London-based brewery Signature Brew has set up a support scheme for UK independent venues that have struggled over the pandemic. With £250,000 worth of beer being given up as part of a commitment to a live music fund, venues nationwide can apply for beer grants worth up to £5000.
This fund will not only support struggling venues but also touring musicians who have seen their main income axed over the last year. Artists with gigs booked in the next 12 months will be eligible to apply for their share of the alcohol, removing one of the main overheads from being on the road.
Grants will be allocated by a panel made up of music industry professionals including Gus Unger-Hamilton from indie band Alt-J, Deepak Sharma (owner of The Troxy in London) and Ed Sellers from Primary Talent Booking.
“We’re passionate about live music and we’re going to help independent venues and musicians however we can,” says the company’s co-founder Sam McGregor. “The idea for the Beer Grant scheme came from wanting to offer the thing we do best as a way to make life easier for venues and touring bands after an unprecedentedly difficult year. We want to help as many venues as possible and we believe the Signature Brew Beer Grant will contribute to safeguarding the future of the UK’s music scene.”
Music industry expert, panellist and Alt-J keyboardist Gus Unger-Hamilton stresses the importance of grassroot venues by saying: “Independent venues have it tough even in years where they’re not forced to close due to a pandemic. But without these venues, many emerging artists would have nowhere to cut their teeth, and the music industry would be much poorer from top to bottom.
“This initiative from our friends at Signature Brew – we made a beer together a few years ago – is an innovative and fun way to extend some much-needed help to some brilliant places and help them get the show back on the road.”

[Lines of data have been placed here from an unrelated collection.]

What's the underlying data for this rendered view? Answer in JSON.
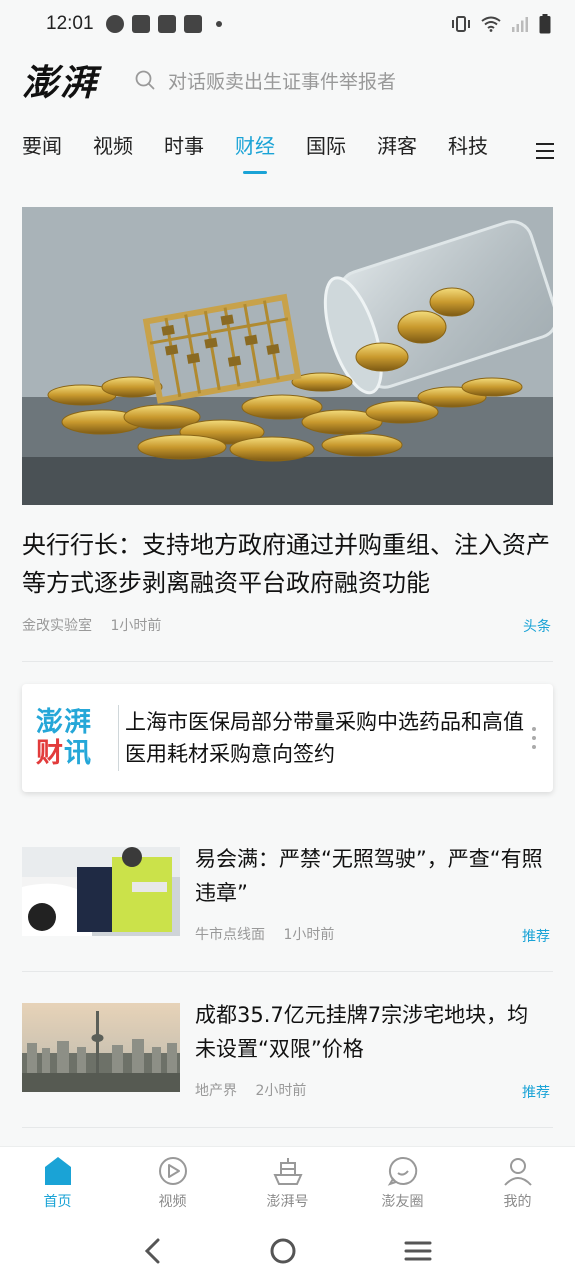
{
  "status_bar": {
    "time": "12:01"
  },
  "header": {
    "logo": "澎湃",
    "search_placeholder": "对话贩卖出生证事件举报者"
  },
  "nav": {
    "tabs": [
      "要闻",
      "视频",
      "时事",
      "财经",
      "国际",
      "湃客",
      "科技"
    ],
    "active_index": 3
  },
  "hero": {
    "title": "央行行长：支持地方政府通过并购重组、注入资产等方式逐步剥离融资平台政府融资功能",
    "source": "金改实验室",
    "time": "1小时前",
    "tag": "头条"
  },
  "promo": {
    "logo_line1": "澎湃",
    "logo_line2_a": "财",
    "logo_line2_b": "讯",
    "text": "上海市医保局部分带量采购中选药品和高值医用耗材采购意向签约"
  },
  "items": [
    {
      "title": "易会满：严禁“无照驾驶”，严查“有照违章”",
      "source": "牛市点线面",
      "time": "1小时前",
      "tag": "推荐"
    },
    {
      "title": "成都35.7亿元挂牌7宗涉宅地块，均未设置“双限”价格",
      "source": "地产界",
      "time": "2小时前",
      "tag": "推荐"
    }
  ],
  "bottom_tabs": [
    {
      "label": "首页",
      "icon": "home-icon"
    },
    {
      "label": "视频",
      "icon": "play-icon"
    },
    {
      "label": "澎湃号",
      "icon": "ship-icon"
    },
    {
      "label": "澎友圈",
      "icon": "chat-icon"
    },
    {
      "label": "我的",
      "icon": "user-icon"
    }
  ],
  "colors": {
    "accent": "#1aa3d6",
    "red": "#e23b3b"
  }
}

The ongoing pandemic has forced venues across the country to close for the last 12 months, leaving over 550 of them at risk of closing for good. Independent venues across the country were already struggling with rising expenses in rent even before the pandemic hit.